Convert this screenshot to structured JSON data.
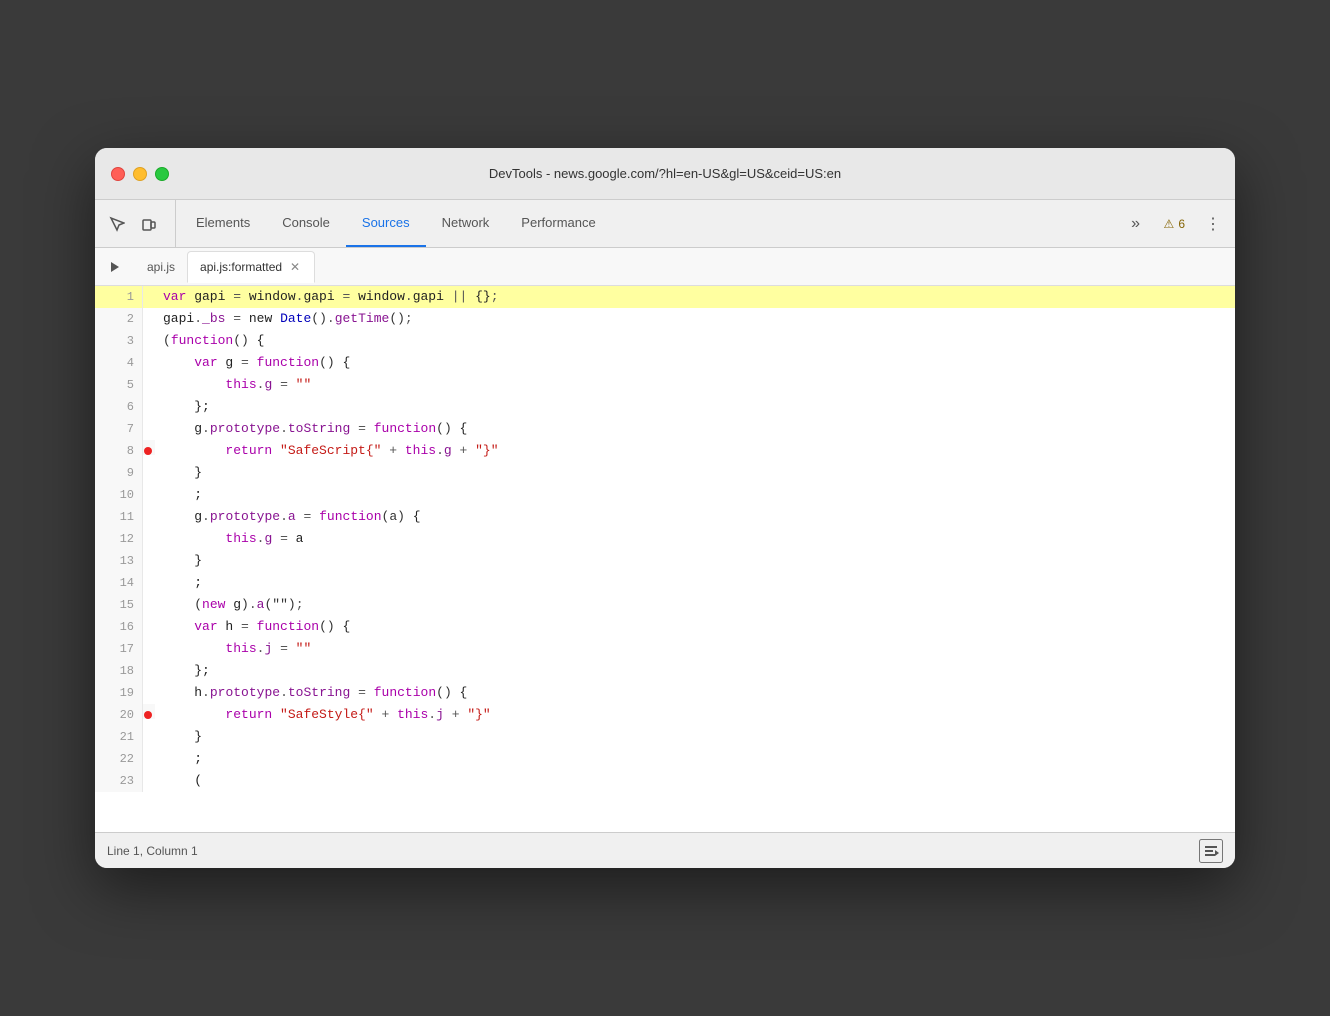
{
  "titleBar": {
    "title": "DevTools - news.google.com/?hl=en-US&gl=US&ceid=US:en"
  },
  "toolbar": {
    "tabs": [
      {
        "id": "elements",
        "label": "Elements",
        "active": false
      },
      {
        "id": "console",
        "label": "Console",
        "active": false
      },
      {
        "id": "sources",
        "label": "Sources",
        "active": true
      },
      {
        "id": "network",
        "label": "Network",
        "active": false
      },
      {
        "id": "performance",
        "label": "Performance",
        "active": false
      }
    ],
    "moreLabel": "»",
    "warningCount": "6",
    "warningIcon": "⚠"
  },
  "fileTabs": [
    {
      "id": "api-js",
      "label": "api.js",
      "active": false,
      "closeable": false
    },
    {
      "id": "api-js-formatted",
      "label": "api.js:formatted",
      "active": true,
      "closeable": true
    }
  ],
  "codeLines": [
    {
      "num": 1,
      "highlighted": true,
      "breakpoint": false,
      "tokens": [
        {
          "type": "kw",
          "text": "var"
        },
        {
          "type": "id",
          "text": " gapi "
        },
        {
          "type": "op",
          "text": "="
        },
        {
          "type": "id",
          "text": " window"
        },
        {
          "type": "op",
          "text": "."
        },
        {
          "type": "id",
          "text": "gapi "
        },
        {
          "type": "op",
          "text": "="
        },
        {
          "type": "id",
          "text": " window"
        },
        {
          "type": "op",
          "text": "."
        },
        {
          "type": "id",
          "text": "gapi "
        },
        {
          "type": "op",
          "text": "||"
        },
        {
          "type": "id",
          "text": " {}"
        },
        {
          "type": "op",
          "text": ";"
        }
      ]
    },
    {
      "num": 2,
      "highlighted": false,
      "breakpoint": false,
      "tokens": [
        {
          "type": "id",
          "text": "gapi"
        },
        {
          "type": "op",
          "text": "."
        },
        {
          "type": "prop",
          "text": "_bs"
        },
        {
          "type": "op",
          "text": " ="
        },
        {
          "type": "id",
          "text": " new "
        },
        {
          "type": "blue-id",
          "text": "Date"
        },
        {
          "type": "paren",
          "text": "()"
        },
        {
          "type": "op",
          "text": "."
        },
        {
          "type": "prop",
          "text": "getTime"
        },
        {
          "type": "paren",
          "text": "()"
        },
        {
          "type": "op",
          "text": ";"
        }
      ]
    },
    {
      "num": 3,
      "highlighted": false,
      "breakpoint": false,
      "tokens": [
        {
          "type": "paren",
          "text": "("
        },
        {
          "type": "fn-kw",
          "text": "function"
        },
        {
          "type": "paren",
          "text": "()"
        },
        {
          "type": "id",
          "text": " {"
        }
      ]
    },
    {
      "num": 4,
      "highlighted": false,
      "breakpoint": false,
      "tokens": [
        {
          "type": "id",
          "text": "    "
        },
        {
          "type": "kw",
          "text": "var"
        },
        {
          "type": "id",
          "text": " g "
        },
        {
          "type": "op",
          "text": "="
        },
        {
          "type": "id",
          "text": " "
        },
        {
          "type": "fn-kw",
          "text": "function"
        },
        {
          "type": "paren",
          "text": "()"
        },
        {
          "type": "id",
          "text": " {"
        }
      ]
    },
    {
      "num": 5,
      "highlighted": false,
      "breakpoint": false,
      "tokens": [
        {
          "type": "id",
          "text": "        "
        },
        {
          "type": "kw",
          "text": "this"
        },
        {
          "type": "op",
          "text": "."
        },
        {
          "type": "prop",
          "text": "g"
        },
        {
          "type": "op",
          "text": " ="
        },
        {
          "type": "str",
          "text": " \"\""
        }
      ]
    },
    {
      "num": 6,
      "highlighted": false,
      "breakpoint": false,
      "tokens": [
        {
          "type": "id",
          "text": "    "
        },
        {
          "type": "id",
          "text": "};"
        }
      ]
    },
    {
      "num": 7,
      "highlighted": false,
      "breakpoint": false,
      "tokens": [
        {
          "type": "id",
          "text": "    "
        },
        {
          "type": "id",
          "text": "g"
        },
        {
          "type": "op",
          "text": "."
        },
        {
          "type": "prop",
          "text": "prototype"
        },
        {
          "type": "op",
          "text": "."
        },
        {
          "type": "prop",
          "text": "toString"
        },
        {
          "type": "op",
          "text": " ="
        },
        {
          "type": "id",
          "text": " "
        },
        {
          "type": "fn-kw",
          "text": "function"
        },
        {
          "type": "paren",
          "text": "()"
        },
        {
          "type": "id",
          "text": " {"
        }
      ]
    },
    {
      "num": 8,
      "highlighted": false,
      "breakpoint": true,
      "tokens": [
        {
          "type": "id",
          "text": "        "
        },
        {
          "type": "kw",
          "text": "return"
        },
        {
          "type": "str",
          "text": " \"SafeScript{\""
        },
        {
          "type": "op",
          "text": " +"
        },
        {
          "type": "id",
          "text": " "
        },
        {
          "type": "kw",
          "text": "this"
        },
        {
          "type": "op",
          "text": "."
        },
        {
          "type": "prop",
          "text": "g"
        },
        {
          "type": "op",
          "text": " +"
        },
        {
          "type": "str",
          "text": " \"}\""
        }
      ]
    },
    {
      "num": 9,
      "highlighted": false,
      "breakpoint": false,
      "tokens": [
        {
          "type": "id",
          "text": "    }"
        }
      ]
    },
    {
      "num": 10,
      "highlighted": false,
      "breakpoint": false,
      "tokens": [
        {
          "type": "id",
          "text": "    ;"
        }
      ]
    },
    {
      "num": 11,
      "highlighted": false,
      "breakpoint": false,
      "tokens": [
        {
          "type": "id",
          "text": "    "
        },
        {
          "type": "id",
          "text": "g"
        },
        {
          "type": "op",
          "text": "."
        },
        {
          "type": "prop",
          "text": "prototype"
        },
        {
          "type": "op",
          "text": "."
        },
        {
          "type": "prop",
          "text": "a"
        },
        {
          "type": "op",
          "text": " ="
        },
        {
          "type": "id",
          "text": " "
        },
        {
          "type": "fn-kw",
          "text": "function"
        },
        {
          "type": "paren",
          "text": "(a)"
        },
        {
          "type": "id",
          "text": " {"
        }
      ]
    },
    {
      "num": 12,
      "highlighted": false,
      "breakpoint": false,
      "tokens": [
        {
          "type": "id",
          "text": "        "
        },
        {
          "type": "kw",
          "text": "this"
        },
        {
          "type": "op",
          "text": "."
        },
        {
          "type": "prop",
          "text": "g"
        },
        {
          "type": "op",
          "text": " ="
        },
        {
          "type": "id",
          "text": " a"
        }
      ]
    },
    {
      "num": 13,
      "highlighted": false,
      "breakpoint": false,
      "tokens": [
        {
          "type": "id",
          "text": "    }"
        }
      ]
    },
    {
      "num": 14,
      "highlighted": false,
      "breakpoint": false,
      "tokens": [
        {
          "type": "id",
          "text": "    ;"
        }
      ]
    },
    {
      "num": 15,
      "highlighted": false,
      "breakpoint": false,
      "tokens": [
        {
          "type": "id",
          "text": "    "
        },
        {
          "type": "paren",
          "text": "("
        },
        {
          "type": "kw",
          "text": "new"
        },
        {
          "type": "id",
          "text": " g"
        },
        {
          "type": "paren",
          "text": ")"
        },
        {
          "type": "op",
          "text": "."
        },
        {
          "type": "prop",
          "text": "a"
        },
        {
          "type": "paren",
          "text": "(\""
        },
        {
          "type": "str",
          "text": ""
        },
        {
          "type": "paren",
          "text": "\")"
        },
        {
          "type": "op",
          "text": ";"
        }
      ]
    },
    {
      "num": 16,
      "highlighted": false,
      "breakpoint": false,
      "tokens": [
        {
          "type": "id",
          "text": "    "
        },
        {
          "type": "kw",
          "text": "var"
        },
        {
          "type": "id",
          "text": " h "
        },
        {
          "type": "op",
          "text": "="
        },
        {
          "type": "id",
          "text": " "
        },
        {
          "type": "fn-kw",
          "text": "function"
        },
        {
          "type": "paren",
          "text": "()"
        },
        {
          "type": "id",
          "text": " {"
        }
      ]
    },
    {
      "num": 17,
      "highlighted": false,
      "breakpoint": false,
      "tokens": [
        {
          "type": "id",
          "text": "        "
        },
        {
          "type": "kw",
          "text": "this"
        },
        {
          "type": "op",
          "text": "."
        },
        {
          "type": "prop",
          "text": "j"
        },
        {
          "type": "op",
          "text": " ="
        },
        {
          "type": "str",
          "text": " \"\""
        }
      ]
    },
    {
      "num": 18,
      "highlighted": false,
      "breakpoint": false,
      "tokens": [
        {
          "type": "id",
          "text": "    "
        },
        {
          "type": "id",
          "text": "};"
        }
      ]
    },
    {
      "num": 19,
      "highlighted": false,
      "breakpoint": false,
      "tokens": [
        {
          "type": "id",
          "text": "    "
        },
        {
          "type": "id",
          "text": "h"
        },
        {
          "type": "op",
          "text": "."
        },
        {
          "type": "prop",
          "text": "prototype"
        },
        {
          "type": "op",
          "text": "."
        },
        {
          "type": "prop",
          "text": "toString"
        },
        {
          "type": "op",
          "text": " ="
        },
        {
          "type": "id",
          "text": " "
        },
        {
          "type": "fn-kw",
          "text": "function"
        },
        {
          "type": "paren",
          "text": "()"
        },
        {
          "type": "id",
          "text": " {"
        }
      ]
    },
    {
      "num": 20,
      "highlighted": false,
      "breakpoint": true,
      "tokens": [
        {
          "type": "id",
          "text": "        "
        },
        {
          "type": "kw",
          "text": "return"
        },
        {
          "type": "str",
          "text": " \"SafeStyle{\""
        },
        {
          "type": "op",
          "text": " +"
        },
        {
          "type": "id",
          "text": " "
        },
        {
          "type": "kw",
          "text": "this"
        },
        {
          "type": "op",
          "text": "."
        },
        {
          "type": "prop",
          "text": "j"
        },
        {
          "type": "op",
          "text": " +"
        },
        {
          "type": "str",
          "text": " \"}\""
        }
      ]
    },
    {
      "num": 21,
      "highlighted": false,
      "breakpoint": false,
      "tokens": [
        {
          "type": "id",
          "text": "    }"
        }
      ]
    },
    {
      "num": 22,
      "highlighted": false,
      "breakpoint": false,
      "tokens": [
        {
          "type": "id",
          "text": "    ;"
        }
      ]
    },
    {
      "num": 23,
      "highlighted": false,
      "breakpoint": false,
      "tokens": [
        {
          "type": "id",
          "text": "    ("
        }
      ]
    }
  ],
  "statusBar": {
    "position": "Line 1, Column 1"
  }
}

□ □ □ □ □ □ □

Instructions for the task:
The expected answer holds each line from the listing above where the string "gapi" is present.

Written reply:
          "text": " gapi "
          "text": "gapi "
          "text": "gapi "
          "text": "gapi"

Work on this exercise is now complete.